What’s interesting is that in most cases, Options 1 & 2 involve the buyer agent getting paid by the seller, whereas Option 3 will either involve the buyer paying a lawyer/attorney or just representing his/her own interests. This is not in all cases, but it is in most cases when you buy/sell a home in PA.
– “What is a Seller Agent?”
Staying with the simplicity theme here, an agent who acts in the seller’s best interest.
It’s when a seller chooses to work with a specific real estate agent and broker (by way of a Listing Contract, or Seller Agency Contract) who then works exclusively on his/her behalf.
When you sell a home, there are traditionally 2 options to consider: 1) Choose a listing/seller agent, or 2) Choose no agent at all (again, through a private sale or FSBO). Option 1 allows you the most freedom/flexibility as a seller, entitlement to the fiduciary duties, and the highest amount of selling/marketing exposure; Option 2 entitles you to no fiduciary duties and more-likely-than-not the least amount of selling/marketing exposure.
In selling a home, you typically pay for all real estate commissions (traditionally in PA, that amount is 6% and based on the purchase price). If there is both a buyer agent and a seller/listing agent involved in the transaction, that 6% fee is typically split in half (unless specified otherwise by the seller/listing agent).
– “What is a Dual Agent?”
I mean why would I give up on the simplicity theme here, as it seems to be working out so well. It’s an agent who represents both the buyer and seller in the same transaction.
Sounds a little intense, right? In all honesty, it can be.
Choosing to work with a dual agent puts both the buyer and seller in a tight spot, let alone the agent involved. Dual agents owe limited fiduciary duties to both buyer and seller, which means he/she must take a neutral stance in the transaction. In other words, it’s hard to get good advice when someone can’t really advise you.
So why then would anyone choose to work with a Dual Agent? Well, there are some instances where it is more common.
In the case of experienced buyers and sellers, they may even prefer to work with a dual agent as both parties already have a good understanding of the real estate process in PA and it may allow for a more seamless experience. It may even give both parties a sense of comfort due to that particular agent’s level of knowledge, experience, credibility, and professionalism.
So as you can see, dual agency can come into play sometimes, but most times it’s not what buyers and sellers choose to do. That is why single agency exists, to represent clients as either a buyer agent or as a seller agent. It gives both the buyer and seller the opportunity to choose their own agent for all of the various reasons mentioned above.

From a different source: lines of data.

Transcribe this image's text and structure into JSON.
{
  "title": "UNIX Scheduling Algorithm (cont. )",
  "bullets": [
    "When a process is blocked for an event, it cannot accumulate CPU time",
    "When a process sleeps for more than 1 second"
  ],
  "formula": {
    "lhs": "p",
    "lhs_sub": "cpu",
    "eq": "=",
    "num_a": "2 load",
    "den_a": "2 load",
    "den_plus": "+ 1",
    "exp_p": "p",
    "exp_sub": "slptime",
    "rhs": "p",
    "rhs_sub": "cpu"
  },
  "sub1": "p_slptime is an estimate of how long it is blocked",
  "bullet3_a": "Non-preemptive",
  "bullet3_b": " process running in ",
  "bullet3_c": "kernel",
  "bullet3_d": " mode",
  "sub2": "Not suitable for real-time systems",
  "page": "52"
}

Bottom line, as I have mentioned in past blog posts, there is a lot at stake in real estate. Buying or selling a home is one of the most important transactions in a person’s life, and one that merits guidance from an industry professional. Someone who has earned a license, and who is qualified to help you make good decisions from start to finish. Therefore, you should expect the unexpected and choose your own agent when you have the opportunity to do so. It provides both freedom and flexibility, and entitles you to fiduciary duties.
Referrals have always proven to be one of the best places to start. If you do not know anyone in real estate, or are moving to a new town, city, and/or state, online reviews will guide you along your home-buying or home-selling journey.
I hope this blog post was educational, and my goal is to post more like it in the future.